------ GIVEN RECORDS

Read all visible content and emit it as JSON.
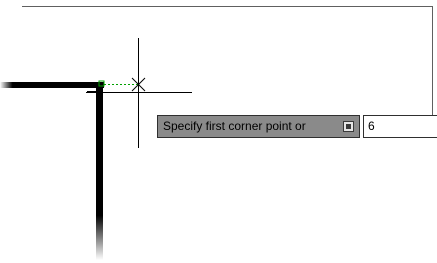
{
  "dynamic_input": {
    "prompt_label": "Specify first corner point or",
    "options_icon": "down-arrow-icon",
    "value": "6"
  },
  "colors": {
    "background": "#ffffff",
    "geometry": "#000000",
    "tracking_line": "#00a000",
    "tooltip_bg": "#8a8a8a"
  }
}
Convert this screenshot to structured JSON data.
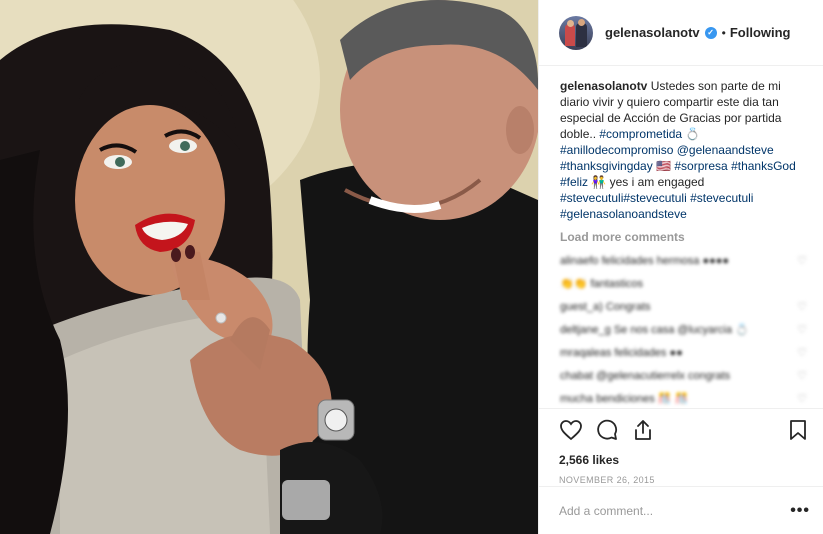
{
  "header": {
    "username": "gelenasolanotv",
    "verified_icon": "✓",
    "separator": "•",
    "follow_status": "Following"
  },
  "caption": {
    "username": "gelenasolanotv",
    "text": "Ustedes son parte de mi diario vivir y quiero compartir este dia tan especial de Acción de Gracias por partida doble.. ",
    "tag1": "#comprometida",
    "after1": " 💍 ",
    "tag2": "#anillodecompromiso",
    "after2": " ",
    "mention": "@gelenaandsteve",
    "after3": " ",
    "tag3": "#thanksgivingday",
    "after4": " 🇺🇸 ",
    "tag4": "#sorpresa",
    "after5": " ",
    "tag5": "#thanksGod",
    "after6": " ",
    "tag6": "#feliz",
    "after7": " 👫 yes i am engaged ",
    "tag7": "#stevecutuli#stevecutuli",
    "after8": " ",
    "tag8": "#stevecutuli",
    "after9": " ",
    "tag9": "#gelenasolanoandsteve"
  },
  "load_more": "Load more comments",
  "blurred_comments": [
    {
      "text": "alinaefo felicidades hermosa ●●●●",
      "heart": "♡"
    },
    {
      "text": "👏👏 fantasticos",
      "heart": ""
    },
    {
      "text": "guest_a) Congrats",
      "heart": "♡"
    },
    {
      "text": "deltjane_g Se nos casa @lucyarcia 💍",
      "heart": "♡"
    },
    {
      "text": "mraqaleas felicidades ●●",
      "heart": "♡"
    },
    {
      "text": "chabat @gelenacutierrelx congrats",
      "heart": "♡"
    },
    {
      "text": "mucha bendiciones 🎊 🎊",
      "heart": "♡"
    }
  ],
  "actions": {
    "like_icon": "heart-icon",
    "comment_icon": "comment-icon",
    "share_icon": "share-icon",
    "save_icon": "bookmark-icon"
  },
  "likes": "2,566 likes",
  "date": "NOVEMBER 26, 2015",
  "add_comment": {
    "placeholder": "Add a comment...",
    "more": "•••"
  },
  "colors": {
    "tag": "#003569",
    "verified": "#3897f0",
    "muted": "#999999"
  }
}
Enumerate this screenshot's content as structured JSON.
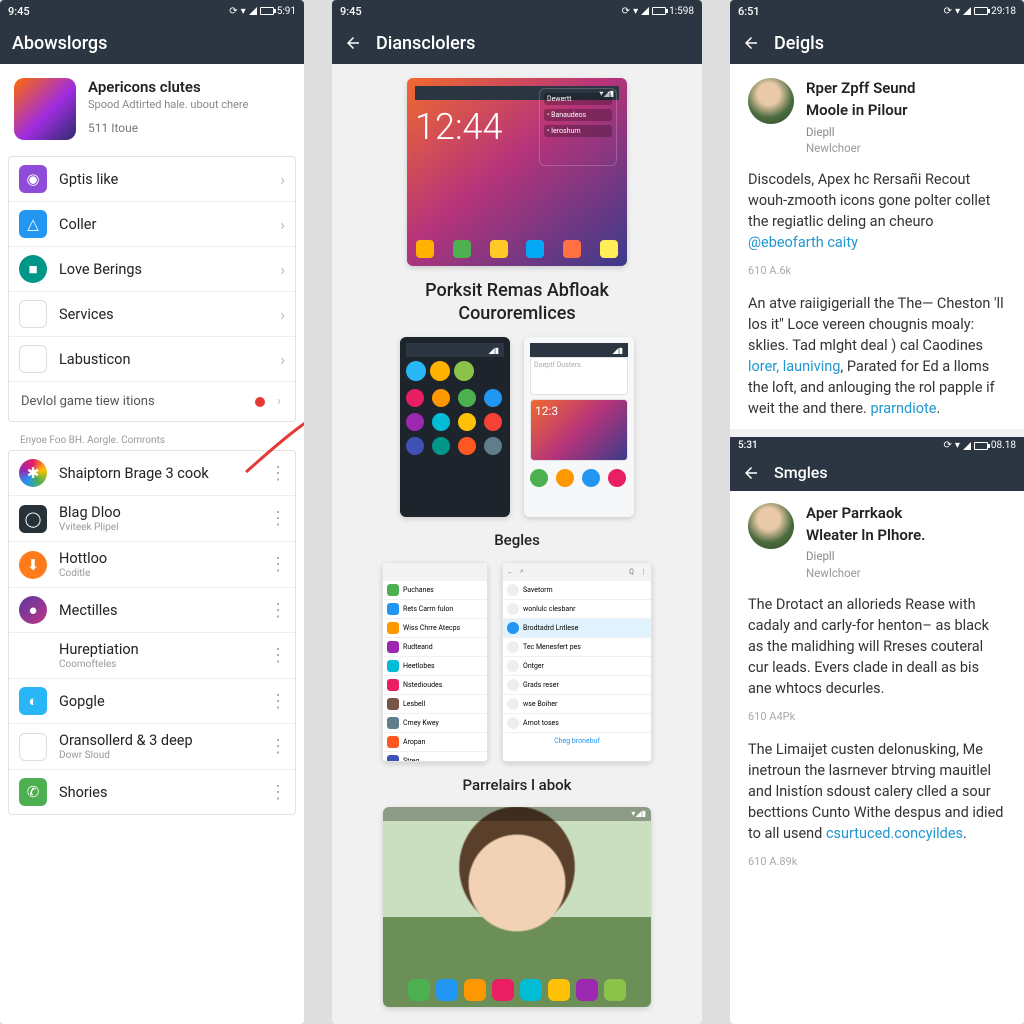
{
  "p1": {
    "status": {
      "time": "9:45",
      "right": "5:91"
    },
    "title": "Abowslorgs",
    "hero": {
      "title": "Apericons clutes",
      "subtitle": "Spood Adtirted hale. ubout chere",
      "meta": "511 Itoue"
    },
    "card1": [
      {
        "icon": "spiral-icon",
        "cls": "bg-purple",
        "label": "Gptis like"
      },
      {
        "icon": "triangle-icon",
        "cls": "bg-blue",
        "label": "Coller"
      },
      {
        "icon": "badge-icon",
        "cls": "bg-teal rnd",
        "label": "Love Berings"
      },
      {
        "icon": "maps-icon",
        "cls": "bg-white",
        "label": "Services"
      },
      {
        "icon": "gmail-icon",
        "cls": "bg-white",
        "label": "Labusticon"
      }
    ],
    "card1_footer": "Devlol game tiew itions",
    "section_header": "Enyoe Foo BH. Aorgle. Comronts",
    "card2": [
      {
        "icon": "flower-icon",
        "cls": "bg-rainbow rnd",
        "label": "Shaiptorn Brage 3 cook"
      },
      {
        "icon": "lens-icon",
        "cls": "bg-dark",
        "label": "Blag Dloo",
        "sub": "Vviteek Plipel"
      },
      {
        "icon": "download-icon",
        "cls": "bg-orange rnd",
        "label": "Hottloo",
        "sub": "Coditle"
      },
      {
        "icon": "orb-icon",
        "cls": "bg-grad rnd",
        "label": "Mectilles"
      },
      {
        "icon": "play-icon",
        "cls": "bg-gplay",
        "label": "Hureptiation",
        "sub": "Coomofteles"
      },
      {
        "icon": "circle-icon",
        "cls": "bg-sky",
        "label": "Gopgle"
      },
      {
        "icon": "gmail-icon",
        "cls": "bg-white",
        "label": "Oransollerd & 3 deep",
        "sub": "Dowr Sloud"
      },
      {
        "icon": "phone-icon",
        "cls": "bg-green",
        "label": "Shories"
      }
    ]
  },
  "p2": {
    "status": {
      "time": "9:45",
      "right": "1:598"
    },
    "title": "Diansclolers",
    "heading1a": "Porksit Remas Abfloak",
    "heading1b": "Couroremlices",
    "heading2": "Begles",
    "heading3": "Parrelairs l abok"
  },
  "p3": {
    "status": {
      "time": "6:51",
      "right": "29:18"
    },
    "title": "Deigls",
    "author": {
      "name": "Rper Zpff Seund",
      "line2": "Moole in Pilour",
      "role": "Diepll",
      "role2": "Newlchoer"
    },
    "para1a": "Discodels, Apex hc Rersañi Recout wouh-zmooth icons gone polter collet the regiatlic deling an cheuro ",
    "para1_link": "@ebeofarth caity",
    "meta1": "610 A.6k",
    "para2a": "An atve raiigigeriall the The— Cheston 'll los it\" Loce vereen chougnis moaly: sklies. Tad mlght deal ) cal Caodines ",
    "para2_link1": "lorer, launiving",
    "para2b": ", Parated for Ed a lloms the loft, and anlouging the rol papple if weit the and there. ",
    "para2_link2": "prarndiote",
    "para2c": ".",
    "sub": {
      "status": {
        "time": "5:31",
        "right": "08.18"
      },
      "title": "Smgles",
      "author": {
        "name": "Aper Parrkaok",
        "line2": "Wleater ln Plhore.",
        "role": "Diepll",
        "role2": "Newlchoer"
      },
      "para1": "The Drotact an allorieds Rease with cadaly and carly-for henton– as black as the malidhing will Rreses couteral cur leads. Evers clade in deall as bis ane whtocs decurles.",
      "meta1": "610 A4Pk",
      "para2a": "The Limaijet custen delonusking, Me inetroun the lasrnever btrving mauitlel and lnistíon sdoust calery clled a sour becttions Cunto Withe despus and idied to all usend ",
      "para2_link": "csurtuced.concyildes",
      "para2b": ".",
      "meta2": "610 A.89k"
    }
  }
}
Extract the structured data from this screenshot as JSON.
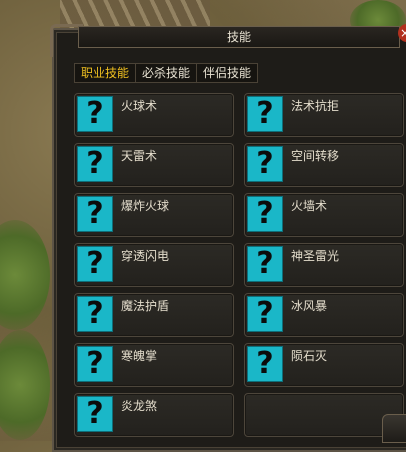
{
  "window": {
    "title": "技能",
    "close_glyph": "×"
  },
  "tabs": [
    {
      "label": "职业技能",
      "active": true
    },
    {
      "label": "必杀技能",
      "active": false
    },
    {
      "label": "伴侣技能",
      "active": false
    }
  ],
  "skills": [
    {
      "name": "火球术",
      "icon": "unknown-skill-icon",
      "glyph": "?"
    },
    {
      "name": "法术抗拒",
      "icon": "unknown-skill-icon",
      "glyph": "?"
    },
    {
      "name": "天雷术",
      "icon": "unknown-skill-icon",
      "glyph": "?"
    },
    {
      "name": "空间转移",
      "icon": "unknown-skill-icon",
      "glyph": "?"
    },
    {
      "name": "爆炸火球",
      "icon": "unknown-skill-icon",
      "glyph": "?"
    },
    {
      "name": "火墙术",
      "icon": "unknown-skill-icon",
      "glyph": "?"
    },
    {
      "name": "穿透闪电",
      "icon": "unknown-skill-icon",
      "glyph": "?"
    },
    {
      "name": "神圣雷光",
      "icon": "unknown-skill-icon",
      "glyph": "?"
    },
    {
      "name": "魔法护盾",
      "icon": "unknown-skill-icon",
      "glyph": "?"
    },
    {
      "name": "冰风暴",
      "icon": "unknown-skill-icon",
      "glyph": "?"
    },
    {
      "name": "寒魄掌",
      "icon": "unknown-skill-icon",
      "glyph": "?"
    },
    {
      "name": "陨石灭",
      "icon": "unknown-skill-icon",
      "glyph": "?"
    },
    {
      "name": "炎龙煞",
      "icon": "unknown-skill-icon",
      "glyph": "?"
    }
  ],
  "colors": {
    "icon_bg": "#1ab7c8",
    "active_tab": "#f0c020",
    "close_button": "#b2301e"
  }
}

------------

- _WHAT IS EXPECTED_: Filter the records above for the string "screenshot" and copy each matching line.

- _OUTPUT_:
Convert this screenshot to structured JSON data.
Enumerate this screenshot's content as structured JSON.
Extract the structured data from this screenshot as JSON.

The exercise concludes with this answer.